The Final Act of the Uruguay Round was signed in Marrakesh in April 1994, bringing to a conclusion the eighth and most ambitious set of multilateral trade negotiations. One hundred and twenty-five countries participated in the Round, which will reduce tariff and nontariff barriers to trade in goods, strengthen trade rules and extend multilateral rules to new areas—services and intellectual property—and establish the World Trade Organization. Developing countries participated more actively in the negotiations than hitherto and will be more fully integrated into the multilateral trading system after the Round. This paper investigates the economic implications of these different aspects of the Uruguay Round on industrial, developing, and transition economies, based on information available at the time of preparation of the paper. A quick reference guide to the Round provides a synopsis of the main results (Appendix I) and should be read in conjunction with individual sections below.
Trade reforms are being increasingly featured in the design of adjustment programs supported by Fund resources.

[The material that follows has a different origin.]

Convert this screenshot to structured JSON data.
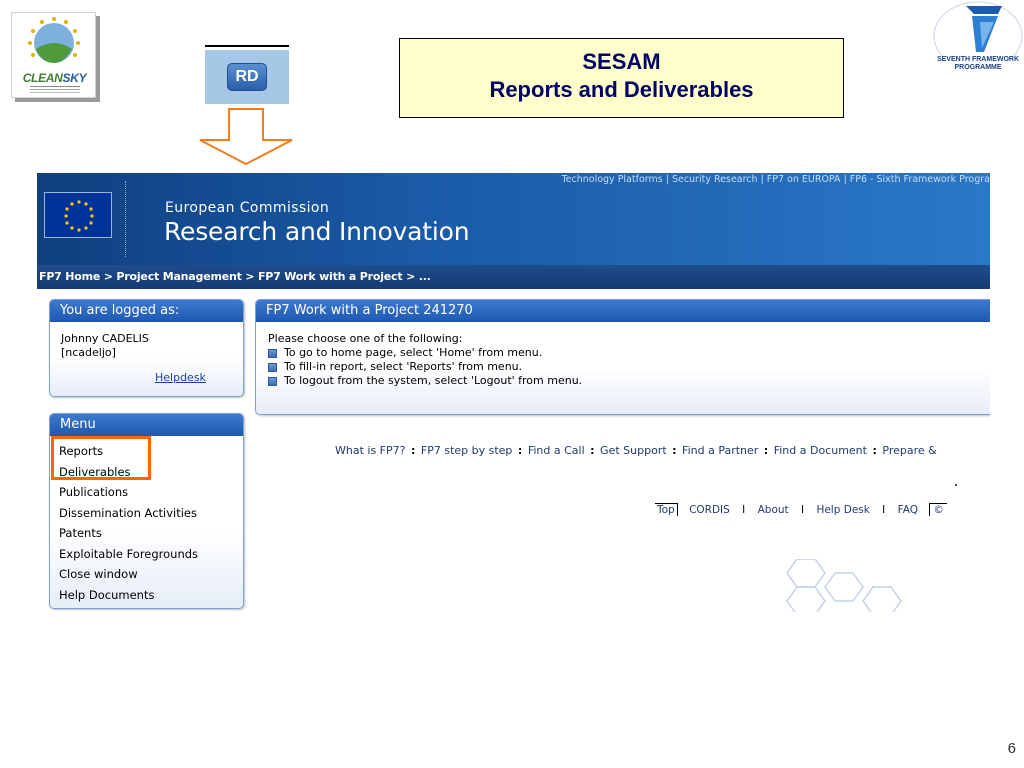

This paper reviews the trade policy content of Fund-supported programs approved in the period 1990–93.2
Antidumping is by far the most frequently used (GATT-legal) instrument of administered or contingent protection2 among industrial countries, and its use has been spreading in recent years with developing countries, and some transition countries, taking an increasing interest in formal antidumping measures. Whether antidumping is a problem or a solution in the multilateral trading system depends on what countries aim to achieve through antidumping policies, whether it is an appropriate instrument to achieve these objectives, and whether the benefits appear to justify the implied social costs.
Mr. Peter P Uimonen, Mr. Arvind Subramanian, Ms. Naheed Kirmani, Ms. Nur Calika, Mr. Michael P. Leidy, and Mr. Richard T. Harmsen
This study reviews major issues and developments in trade and their implications for the work of the IMF. Volume I, The Uruguay Round and Beyond: Principal Issues, gives an overview of the issues and developments in the world trading system. Volume II, The Uruguay Round and Beyond: Background Papers, presents detailed background papers on selected trade and trade-related issues. This study updates previous studies published under the title Issues and Development in International Trade Policy.
The globalization of the world economy has increased attention on domestic policy instruments that have an impact on the conditions of competition between domestic and foreign sources of supply (imports and foreign direct investment). Competition policy is one such domestic policy—its formulation and enforcement has led in some cases to trade frictions between countries. The Uruguay Round agreement has widened the scope of domestic policies (subsidies, standards, government procurement, services, intellectual property, and so on.) addressed internationally. At the April 1994 Marrakesh meeting concluding the Uruguay Round, a number of countries expressed the view that competition policies should be included in the World Trade Organization’s (WTO) future work agenda.
Concern about the environment has grown markedly in the recent past. At the Earth Summit in 1992, governments collectively espoused the concept of “sustainable development”—meeting present needs without compromising those of future generations—thereby signaling a common concern for the environment. The global nature of environmental problems has potentially increased the scope of the interface between trade and the environment.
Regional trading arrangements2 have become increasingly important in the relations among Fund members. This paper reviews recent developments in regional trading arrangements, factors contributing to their proliferation, and the effects of increased regionalism including its compatibility with multilateral liberalization. This is supported by a comprehensive catalog of existing arrangements (in Appendix I). Two of the most prominent regional initiatives, the European Union (EU)3 and the North American Free Trade Agreement (NAFTA), are reviewed in some detail. Selected agreements are examined briefly in Appendices II-IX (the EU’s trading relations with transition and Mediterranean economies, the Southern Cone Common Market (Mercosur), the Central African Customs and Economic Union (UDEAC), the Cross-Border Initiative (CBI), the ASEAN Free Trade Area (AFTA), the Asia-Pacific Economic Cooperation Forum (APEC), the Gulf Cooperation Council (GCC), and the Economic Cooperation Organization (ECO)). Appendix X provides information in intra- and extra-regional trade flows.